  • Michel Guité (born 1945), son of Jean-Paul Guité, founder of Vermont Telephone Co., former Salomon Brothers equities analyst, PhD from Stanford University (1977), M.Sc. from M.I.T. (1974), climbed Mt. McKinley (1977). Lives in Greenwich, CT, and in October, 2013, co-produced Mendelssohn's Elijah at Carnegie Hall with Walter Hewlett as volunteer conductor, Orchestra of St. Lukes, Musica Sacra choir, and his wife and six children on stage, to help celebrate his Stanford dormitory's 40th reunion. A member of Explorers Club, New York, Mount Royal Club, Montreal, Indian Harbor Yacht Club, Greenwich, CT, wife Eva, six children Sophie, Diane, Jean-Paul, Graham, Ware, Jean-Christophe.
  • {(Diane Guité)} (born 1984), daughter of Michel Guité, graduated Harvard College, worked in investment banking at Goldman Sachs, joined Vermont Telephone Co., Inc., as head of wireless, then enrolled at Harvard Business School class of 2016.
  • Sophie Guité (born 1982), daughter of Michel Guité, editor McGill University humor magazine Red Herring 2004, graduated McGill University 2005, M.A. Columbia University, 2009, Ph.D. Columbia University, 2011, worked at Bank of America Merrill Lynch, New York, equities research, then Morgan Stanley, New York, global investment fund.

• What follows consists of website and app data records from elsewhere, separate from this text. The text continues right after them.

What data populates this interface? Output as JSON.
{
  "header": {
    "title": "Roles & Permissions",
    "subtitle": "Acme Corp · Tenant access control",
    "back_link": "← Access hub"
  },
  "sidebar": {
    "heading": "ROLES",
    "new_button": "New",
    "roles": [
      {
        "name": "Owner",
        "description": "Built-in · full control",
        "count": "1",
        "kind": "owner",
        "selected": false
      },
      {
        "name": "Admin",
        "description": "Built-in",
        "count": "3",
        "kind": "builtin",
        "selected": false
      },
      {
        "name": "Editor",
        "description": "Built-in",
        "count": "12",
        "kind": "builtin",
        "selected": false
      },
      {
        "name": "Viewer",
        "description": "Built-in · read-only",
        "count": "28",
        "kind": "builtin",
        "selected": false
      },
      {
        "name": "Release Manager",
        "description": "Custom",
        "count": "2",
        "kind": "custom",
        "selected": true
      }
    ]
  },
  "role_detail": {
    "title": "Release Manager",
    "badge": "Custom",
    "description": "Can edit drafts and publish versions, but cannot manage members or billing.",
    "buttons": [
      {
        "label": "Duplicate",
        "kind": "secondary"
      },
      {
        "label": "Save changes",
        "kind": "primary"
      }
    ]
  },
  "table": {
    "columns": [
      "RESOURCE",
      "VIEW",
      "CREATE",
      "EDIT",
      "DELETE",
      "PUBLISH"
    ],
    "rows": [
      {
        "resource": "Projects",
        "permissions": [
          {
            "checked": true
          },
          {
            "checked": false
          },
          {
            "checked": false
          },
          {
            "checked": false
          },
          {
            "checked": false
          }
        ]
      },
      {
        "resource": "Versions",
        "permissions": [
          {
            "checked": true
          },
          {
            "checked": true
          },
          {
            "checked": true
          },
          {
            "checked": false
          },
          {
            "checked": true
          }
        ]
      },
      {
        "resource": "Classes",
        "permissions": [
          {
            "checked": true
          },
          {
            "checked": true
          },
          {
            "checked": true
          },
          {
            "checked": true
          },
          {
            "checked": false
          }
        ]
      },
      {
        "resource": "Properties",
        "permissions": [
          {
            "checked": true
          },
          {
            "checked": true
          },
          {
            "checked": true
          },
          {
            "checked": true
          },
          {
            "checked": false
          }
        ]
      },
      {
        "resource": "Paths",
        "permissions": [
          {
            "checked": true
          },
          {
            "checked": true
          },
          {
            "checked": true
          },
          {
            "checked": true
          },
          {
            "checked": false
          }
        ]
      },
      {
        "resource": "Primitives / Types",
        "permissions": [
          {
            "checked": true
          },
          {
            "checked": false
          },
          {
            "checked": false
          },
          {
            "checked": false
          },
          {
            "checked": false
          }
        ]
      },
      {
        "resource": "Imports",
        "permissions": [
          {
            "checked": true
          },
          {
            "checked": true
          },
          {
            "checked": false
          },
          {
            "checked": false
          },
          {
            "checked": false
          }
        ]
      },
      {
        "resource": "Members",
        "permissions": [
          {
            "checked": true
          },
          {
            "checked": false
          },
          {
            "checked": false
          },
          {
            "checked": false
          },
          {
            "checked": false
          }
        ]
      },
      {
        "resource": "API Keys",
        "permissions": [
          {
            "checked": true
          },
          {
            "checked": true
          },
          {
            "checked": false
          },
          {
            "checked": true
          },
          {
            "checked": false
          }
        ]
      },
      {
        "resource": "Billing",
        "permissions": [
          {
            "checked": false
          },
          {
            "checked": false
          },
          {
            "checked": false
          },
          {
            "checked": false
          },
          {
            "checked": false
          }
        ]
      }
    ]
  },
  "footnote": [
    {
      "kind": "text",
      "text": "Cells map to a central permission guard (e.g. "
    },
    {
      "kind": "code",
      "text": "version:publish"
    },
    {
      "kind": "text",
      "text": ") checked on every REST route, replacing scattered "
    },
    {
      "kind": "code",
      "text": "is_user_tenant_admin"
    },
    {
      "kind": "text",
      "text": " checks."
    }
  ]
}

  • Pierre Guité (born 1952), retired Canadian professional ice hockey player.